Reykers wonders whether in the long term, ad hoc crisis responses can undermine international organisations. “In 2017, John Karlsrud, the researcher who came up with the idea of the current project, and I co-edited a book about military rapid response mechanisms. Within the EU and NATO, many resources have been invested in these mechanisms that need to ensure that organisations can respond quickly to crises concerning peace and security. Despite the investments to make these mechanisms a success, none have been effective to date. Whenever a fast response and/or action was needed, member states almost always established ad hoc crisis coalitions. These coalitions made clever use of the knowledge and training gained within international organisations about the rapid response mechanisms. In this manner, ad hoc crisis responses might undermine the legitimacy of international organisations.”
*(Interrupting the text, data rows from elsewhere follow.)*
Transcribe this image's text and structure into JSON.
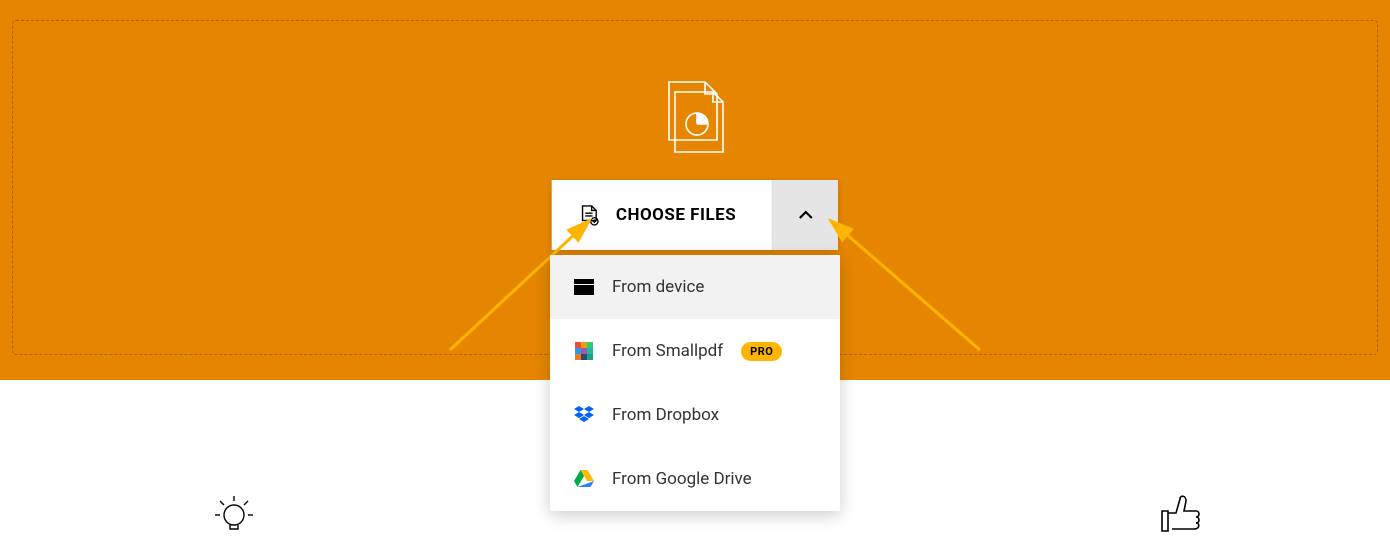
{
  "chooseFiles": {
    "label": "CHOOSE FILES"
  },
  "dropdown": {
    "fromDevice": "From device",
    "fromSmallpdf": "From Smallpdf",
    "proBadge": "PRO",
    "fromDropbox": "From Dropbox",
    "fromGoogleDrive": "From Google Drive"
  },
  "colors": {
    "accent": "#e68600",
    "arrow": "#ffb400"
  }
}
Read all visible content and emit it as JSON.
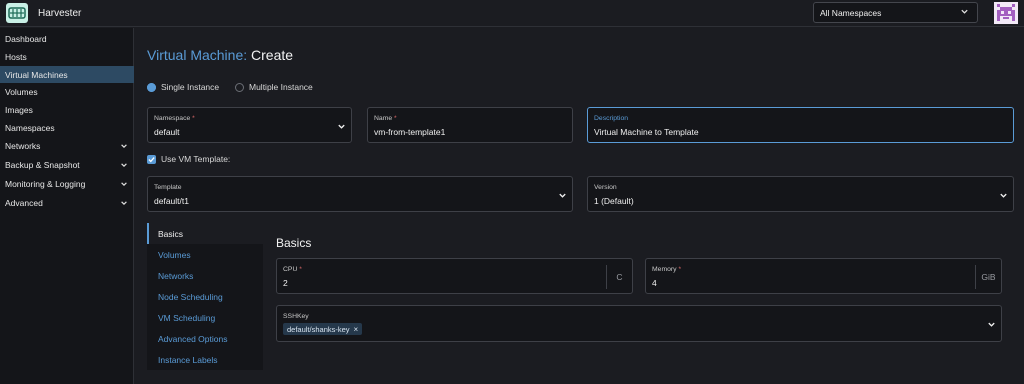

“Another aspect of ad hoc crisis responses is that they possibly disprove some long-standing assumptions in the field international relations,” Reykers says. “The theory of liberal-institutionalism, for instance, starts from the notion that cooperation leads to more cooperation, which ultimately leads to the institutionalisation of this cooperation in an organisation. With ad hoc crisis responses, cooperation may not necessarily lead to more cooperation or institutionalisation. Ad hoc coalitions might discourage cooperation within international organisations and perhaps even make some international organisations obsolete.”
Ad hoc crisis responses in practice
The project team that Reykers is part of will study the impact of ad hoc crisis responses on international organisations within two domains: security and health. In this sense, it is noteworthy that the group has received a research grant from the Norwegian Research Council to carry out the study.
“Norway has traditionally been one of the countries that is very committed to multilateral cooperation and is heavily involved in international organisations, both strategically and financially. At the same time, however, Norway takes part in several ad hoc crisis coalitions. In 2020, Norway for example donated 1 billion dollars to the Vaccine Alliance (Gavi) to coordinate and distribute COVID-19 vaccines. A mere 5 million dollars was donated to the WHO for the same cause. When all WHO member states follow a similar policy, what would that mean for the existence of the WHO? We hope to soon have more insights into this.”
By: Eva Durlinger
Photo homepage: SHAPE NATO, Andrew Davis | Flickr | CC BY-NC 2.0
Yf Reykers, Assistant Professor in International Relations at the Faculty of Arts and Social Sciences, has received a 1.2 million euro grant from the Norwegian Research Council to study the impact of ad hoc crisis responses on international organisations.